Amazingly he is also known for the truly audacious stealing of European Commission President Ursula von der Leyen’s fingerprint using high-definition photographs taken during an official event and replicating the fingerprint with durable latex.

Early biometric facial recognition systems could be tricked by showing a portrait photo of an authorised person. But facial security systems were improved, and authentication was only granted if minimal movements proved that the face in front of the camera was alive.

However, it has been demonstrated that proof of life relative to facial authentication can be simulated by moving a pen over the portrait photo of an authorised person.

This kind of attack requires knowledge about the identities of authorised persons and a facial portrait photo, but researchers at Tel Aviv University recently developed a new type of attack on facial recognition systems that works without the need for an individual’s photograph. They constructed a “master face” with a relatively high success rate of unlocking any facial recognition system.

This situation can happen because the machine learning algorithms behind facial recognition do not classify faces using all available information. What they do is use particular subset features. Facial images can be optimised, so these features are as similar as possible to the average of all faces in a population. These master face configurations are said to have a 24% success rate.

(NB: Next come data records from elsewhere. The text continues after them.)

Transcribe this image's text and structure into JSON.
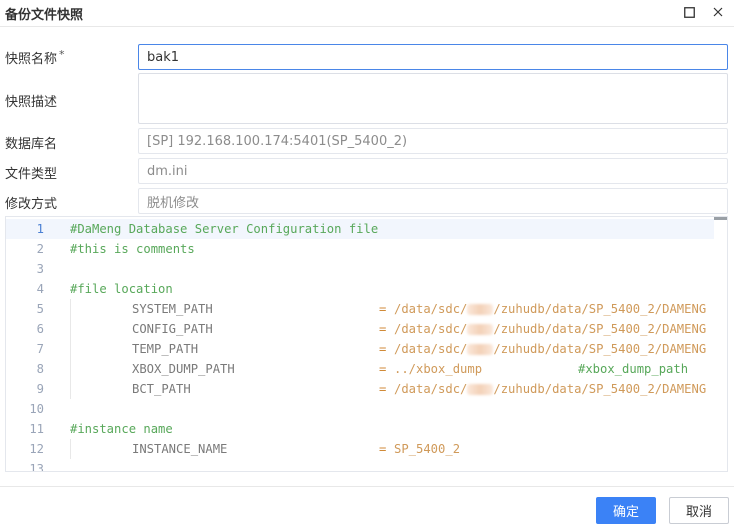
{
  "dialog": {
    "title": "备份文件快照"
  },
  "form": {
    "snapshot_name_label": "快照名称",
    "required_mark": "*",
    "snapshot_name_value": "bak1",
    "snapshot_desc_label": "快照描述",
    "snapshot_desc_value": "",
    "database_label": "数据库名",
    "database_value": "[SP] 192.168.100.174:5401(SP_5400_2)",
    "file_type_label": "文件类型",
    "file_type_value": "dm.ini",
    "modify_mode_label": "修改方式",
    "modify_mode_value": "脱机修改"
  },
  "editor": {
    "lines": [
      {
        "num": "1",
        "comment": "#DaMeng Database Server Configuration file"
      },
      {
        "num": "2",
        "comment": "#this is comments"
      },
      {
        "num": "3"
      },
      {
        "num": "4",
        "comment": "#file location"
      },
      {
        "num": "5",
        "key": "SYSTEM_PATH",
        "eq": "=",
        "val_a": "/data/sdc/",
        "val_b": "/zuhudb/data/SP_5400_2/DAMENG"
      },
      {
        "num": "6",
        "key": "CONFIG_PATH",
        "eq": "=",
        "val_a": "/data/sdc/",
        "val_b": "/zuhudb/data/SP_5400_2/DAMENG"
      },
      {
        "num": "7",
        "key": "TEMP_PATH",
        "eq": "=",
        "val_a": "/data/sdc/",
        "val_b": "/zuhudb/data/SP_5400_2/DAMENG"
      },
      {
        "num": "8",
        "key": "XBOX_DUMP_PATH",
        "eq": "=",
        "val": "../xbox_dump",
        "comment": "#xbox_dump_path"
      },
      {
        "num": "9",
        "key": "BCT_PATH",
        "eq": "=",
        "val_a": "/data/sdc/",
        "val_b": "/zuhudb/data/SP_5400_2/DAMENG"
      },
      {
        "num": "10"
      },
      {
        "num": "11",
        "comment": "#instance name"
      },
      {
        "num": "12",
        "key": "INSTANCE_NAME",
        "eq": "=",
        "val": "SP_5400_2"
      },
      {
        "num": "13"
      }
    ]
  },
  "footer": {
    "confirm_label": "确定",
    "cancel_label": "取消"
  },
  "icons": {
    "maximize": "maximize-icon",
    "close": "close-icon"
  },
  "colors": {
    "primary": "#3b82f6",
    "comment": "#58a85a",
    "value": "#d09a5a"
  }
}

But it’s not only facial biometrics that is vulnerable. Researchers have shown that voice recognition can be hacked if the threat actor has a sufficiently large and varied set of voice examples. The samples are then analysed and modified by computer to replicate speech. Chinese researchers have demonstrated the ability to send ultrasonic messages to voice recognition tools like Amazon Alexa.

A relatively new form of biometric security involves behavioural biometrics that authenticates users based on behavioural patterns. One method identifies unique, individual ways in which people type and move when using their computer rather than identifying parts of their bodies such as fingerprints or irises or objects such as security passes or knowledge-based security methods such as passwords.

Unlike traditional authentication methods, which authenticate only when access is initiated, behavioural biometrics technologies constantly monitor a person’s body movements.

According to cybercrime specialists and intelligence unit Intel 471, bypassing such identification is becoming more targeted by cybercriminals.

Looking at one example of this, an unnamed cyber-criminal noticed that some banks had implemented random forest algorithms to cut costs. Random forest is a flexible, easy-to-use machine learning algorithm that reduces the cost of a popular digital identity subscription service.

This less effective encryption strategy made it easier for the criminal to reset behavioural pattern parameters and penetrate protected data areas.

As a result, this particular threat actor was able to bypass the 2FA authentication system. The 2FA (Two Factor Authentication) app is a simple and free application which generates Time-based One-time Passwords.

So, in summary, what we are seeing is that despite the sophistication of biometric data security, these systems are hackable by ingenious methods or through the cost-cutting of related technologies like algorithms or a vulnerability created by corrupt third parties or employees.


By Paul Whytock

Paul Whytock is Technology Correspondent for Electropages. He has reported extensively on the electronics industry in Europe, the United States and the Far East for over thirty years. Prior to entering journalism, he worked as a design engineer with Ford Motor Company at locations in England, Germany, Holland and Belgium.